By Shafey Danish (NVONews.Com)
A fresh set of allegations are roiling Indian politics. Social activist turned politician Arvind Kejriwal has alleged that Robert Vadra, husband to Priyanka Vadra and son-in-law to Congress Chief Sonia Gandhi was the beneficiary of various sweet deals from realty giant DLF. These sweet deals were a ‘quid pro quo’ for Haryana government’s facilitation of land acquisition by the company.
Since he turned politician Kejriwal has turned into something of a firebrand. He has been relentlessly attacking Congress, and has now turned his fire on the first family itself. The media has taken due note, and turned Kejriwal into something of a celebrity.
Merely media’s insatiable appetite for political dirt digging, or deft manipulation on Kejriwal’s part? However it may be, Kejriwal the politician has emerged from the shadow of his erstwhile guru, Anna Hazare, and has emerged as a consummate politician in the process.
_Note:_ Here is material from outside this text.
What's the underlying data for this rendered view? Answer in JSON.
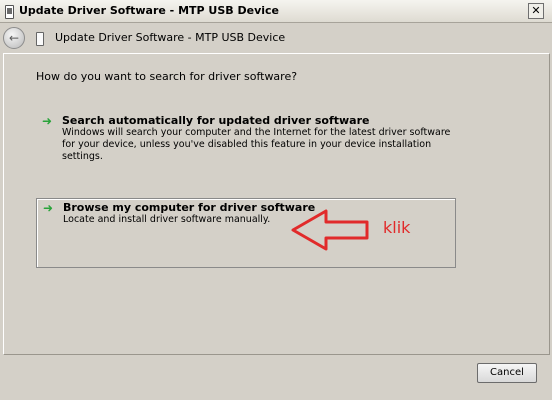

The journey to politics was anything but smooth however. Kejriwal was born in 1968, to an engineer father. He spent most of his early days in small northern Indian towns like Sonepat, Hissar, and Mathura.
Given that his father was an engineer, it was not surprising that Kejriwal joined IIT Kharagpur, the premier engineering college in India. For Kejriwal the period he spent in IIT, from 1985 to 1989, were a formative influence on his later life.
After graduating out he joined Tata Steel, but apparently disenchantment with the job led him to resign from service in 1992, just three years later. For a time, he worked with charitable organizations like Ramakrishna Mission, and Mother Teresa’s Missionaries of Charity. In 1995 he qualified for the Indian Revenue Service. He worked in the department for 5 years, during the time, he apparently devoted himself to the task of curbing corruption. While he was still and Additional Commissioner of Income Tax in Delhi, he started an NGO called Parivartan, using it to empower citizens to get basic documents and amenities like ration cards, or electricity connection. Parivartan has never been officially registered, and depends on few volunteers to provide its services.
The Delhi Right to Information Act was enacted in 2001. Soon after Kejriwal started a silent movement to educate people about their rights under the Right to Information Act, and to have it enacted at the Central level. The Centre passed the Right to Information Act in 2005.
Throughout this time, Kejriwal had been working as an RTI activist. In one memorable case Parivartan partnered with a poor woman named Triveni, who had not been getting her share of grains from the Public Distribution System. She had been told that the government had stopped distributing grains in that area.
Parivartan partnered with her to file a RTI. It was discovered that officials had lied to Triveni. That the government had continued to supply food grains but most of it was being siphoned off to be sold on the black market. Suspecting that the problem was widespread, a further RTI was filed. It was found that 93% of all wheat, and 87% of rice was being sold off on the black market.
Parivartan’s efforts led to the reopening of 15 PDS shops and food started being distributed to dozens of families. He was awarded the Ramon Magsaysay Award for emergent leadership in 2006. Kejriwal used his Magsaysay award money to found a new NGO called Public Cause Research Foundation.
He hit the headlines after joining Anna Hazare movement for the drafting of a strong anti-corruption bill in 2011. Through his Gandhian methods and his unrelenting stance against corruption Anna Hazare had captured the imagination of the people. Hazare’s fast started on 5th of April 2011, soon it turned into a national movement. The government was forced to take notice, and negotiate with the Hazare movement the committee that had formed around him.
That committee included father and son duo, lawyers Shanti Bhushan and Prashant Bhushan, Arvind Kejriwal, retired police officer Kiran Bedi, Santosh Hedge and others. Though the movement gained a lot of traction in the media, the government ultimately did not keep its pledge of drafting a Lok Pal bill.
This spurred the Hazare movement to political campaigning. Later under criticism, it abandoned that path, confining itself to anti-corruption movement. Kejriwal however was adamant that there could no solution if there wasn’t a political solution.
Kejriwal launched his political party on October 2, 2012, unveiling a ‘vision document’ and calling it a ‘dharm yudh’.
Since then he has gone after political parties with gusto, and apparently garnered enough support from the media to remain in the news. However, he is a new player in the politics of the country, which does not merely hinges on social causes. There is a lot else which comes into play.
He has been a successful social activist. By entering politics he has entered the domain of his opponents. Will he be able to beat them at their own game? We can only wait and see.